Synopses & Reviews
When Deng Xiaopings efforts to “open up” China took root in the late 1980s, Xinran recognized an invaluable opportunity. As an employee for the state radio system, she had long wanted to help improve the lives of Chinese women. But when she was given clearance to host a radio call-in show, she barely anticipated the enthusiasm it would quickly generate. Operating within the constraints imposed by government censors, “Words on the Night Breeze” sparked a tremendous outpouring, and the hours of tape on her answering machines were soon filled every night. Whether angry or muted, posing questions or simply relating experiences, these anonymous women bore witness to decades of civil strife, and of halting attempts at self-understanding in a painfully restrictive society. In this collection, by turns heartrending and inspiring, Xinran brings us the stories that affected her most, and offers a graphically detailed, altogether unprecedented work of oral history.
About the Author
Xinran was born in Beijing in 1958. In 1997 she moved to London. This is her first book.
Reading Group Guide
1. Do you think that Xinran's mission with the Words on the Night Breeze and The Good Women of China, can ultimately be traced back to her own problematic relationship with her mother, and her absent father?
2. In her prologue, Xinran tells of when she risked her life fighting an attacker for her bag, as it contained her only finished manuscript. Would you do the same? Is life more important than a book?
3. How far do you accept the old Chinese saying that woman's nature is like water and man's nature is like mountains? Consider to what extent this applies to both Western and Chinese cultures.
4. Do you think Xinran agrees with the water/mountain comparison by the end of her stories? Consider this in the light of her use of imagery, and how these two motifs are used within the text.
5. Looking back at The Woman Who Loved Women story, do you think that if Taohong had not been raped she still would have found herself only able to love women? Is she really homosexual or just badly scarred?

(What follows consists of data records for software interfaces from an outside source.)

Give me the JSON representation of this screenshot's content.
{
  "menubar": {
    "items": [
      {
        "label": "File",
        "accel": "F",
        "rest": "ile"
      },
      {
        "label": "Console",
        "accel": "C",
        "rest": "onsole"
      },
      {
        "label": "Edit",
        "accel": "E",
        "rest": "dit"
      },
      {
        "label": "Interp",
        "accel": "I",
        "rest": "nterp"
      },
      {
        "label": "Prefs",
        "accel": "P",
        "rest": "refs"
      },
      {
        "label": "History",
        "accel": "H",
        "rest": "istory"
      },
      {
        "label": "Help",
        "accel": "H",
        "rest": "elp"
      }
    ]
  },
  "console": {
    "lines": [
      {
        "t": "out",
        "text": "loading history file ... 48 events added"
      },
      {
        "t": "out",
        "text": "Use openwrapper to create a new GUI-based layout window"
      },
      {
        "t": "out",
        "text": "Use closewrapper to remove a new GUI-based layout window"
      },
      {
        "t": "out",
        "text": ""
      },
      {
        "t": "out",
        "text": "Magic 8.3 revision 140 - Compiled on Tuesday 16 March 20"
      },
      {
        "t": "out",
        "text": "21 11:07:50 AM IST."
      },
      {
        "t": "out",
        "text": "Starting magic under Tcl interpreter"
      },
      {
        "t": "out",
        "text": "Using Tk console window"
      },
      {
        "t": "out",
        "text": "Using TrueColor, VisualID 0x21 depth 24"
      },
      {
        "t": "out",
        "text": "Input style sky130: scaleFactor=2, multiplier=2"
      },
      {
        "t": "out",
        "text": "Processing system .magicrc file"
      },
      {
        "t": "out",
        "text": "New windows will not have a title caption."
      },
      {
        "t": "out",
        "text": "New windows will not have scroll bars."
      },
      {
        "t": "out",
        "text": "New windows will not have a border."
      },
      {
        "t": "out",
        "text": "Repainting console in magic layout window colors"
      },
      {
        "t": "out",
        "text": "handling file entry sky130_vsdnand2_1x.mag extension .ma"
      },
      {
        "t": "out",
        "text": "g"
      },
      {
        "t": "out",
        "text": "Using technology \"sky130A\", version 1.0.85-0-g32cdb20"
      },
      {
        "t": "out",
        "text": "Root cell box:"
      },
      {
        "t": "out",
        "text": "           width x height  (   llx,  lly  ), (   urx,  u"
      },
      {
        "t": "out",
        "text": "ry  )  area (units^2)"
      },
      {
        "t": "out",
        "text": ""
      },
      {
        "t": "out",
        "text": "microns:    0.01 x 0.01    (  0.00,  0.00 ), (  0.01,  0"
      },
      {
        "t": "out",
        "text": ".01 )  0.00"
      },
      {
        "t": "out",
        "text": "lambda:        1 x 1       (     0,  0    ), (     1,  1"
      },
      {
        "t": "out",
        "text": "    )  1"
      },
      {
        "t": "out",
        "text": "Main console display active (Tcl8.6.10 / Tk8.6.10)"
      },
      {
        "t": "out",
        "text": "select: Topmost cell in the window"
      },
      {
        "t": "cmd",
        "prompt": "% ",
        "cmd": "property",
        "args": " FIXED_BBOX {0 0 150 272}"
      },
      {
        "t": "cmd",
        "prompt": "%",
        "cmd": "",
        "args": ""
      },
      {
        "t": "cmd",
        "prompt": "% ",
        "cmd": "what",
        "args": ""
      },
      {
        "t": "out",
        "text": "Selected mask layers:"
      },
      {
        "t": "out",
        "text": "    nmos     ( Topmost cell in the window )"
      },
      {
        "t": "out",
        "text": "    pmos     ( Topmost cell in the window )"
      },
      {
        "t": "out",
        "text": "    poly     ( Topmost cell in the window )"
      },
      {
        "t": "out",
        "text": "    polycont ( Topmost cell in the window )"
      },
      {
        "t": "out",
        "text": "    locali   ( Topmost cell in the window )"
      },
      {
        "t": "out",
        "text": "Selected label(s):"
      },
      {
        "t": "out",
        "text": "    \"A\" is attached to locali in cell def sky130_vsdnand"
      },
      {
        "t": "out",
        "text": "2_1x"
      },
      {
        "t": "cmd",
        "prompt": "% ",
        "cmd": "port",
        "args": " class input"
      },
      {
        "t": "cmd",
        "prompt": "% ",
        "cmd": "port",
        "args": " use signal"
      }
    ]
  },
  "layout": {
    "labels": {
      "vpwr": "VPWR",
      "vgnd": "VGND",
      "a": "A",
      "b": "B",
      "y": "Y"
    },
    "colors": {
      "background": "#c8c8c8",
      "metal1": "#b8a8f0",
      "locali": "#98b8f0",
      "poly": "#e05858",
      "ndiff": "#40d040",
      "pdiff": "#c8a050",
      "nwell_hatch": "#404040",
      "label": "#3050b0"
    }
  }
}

6. It might be said that in some way Xinran is worthy of criticism for choosing to settle in England, leaving the women of China to a world that is still so behind Western standards of equality. Do you agree?
7. Which of the stories did you find most disturbing, and why?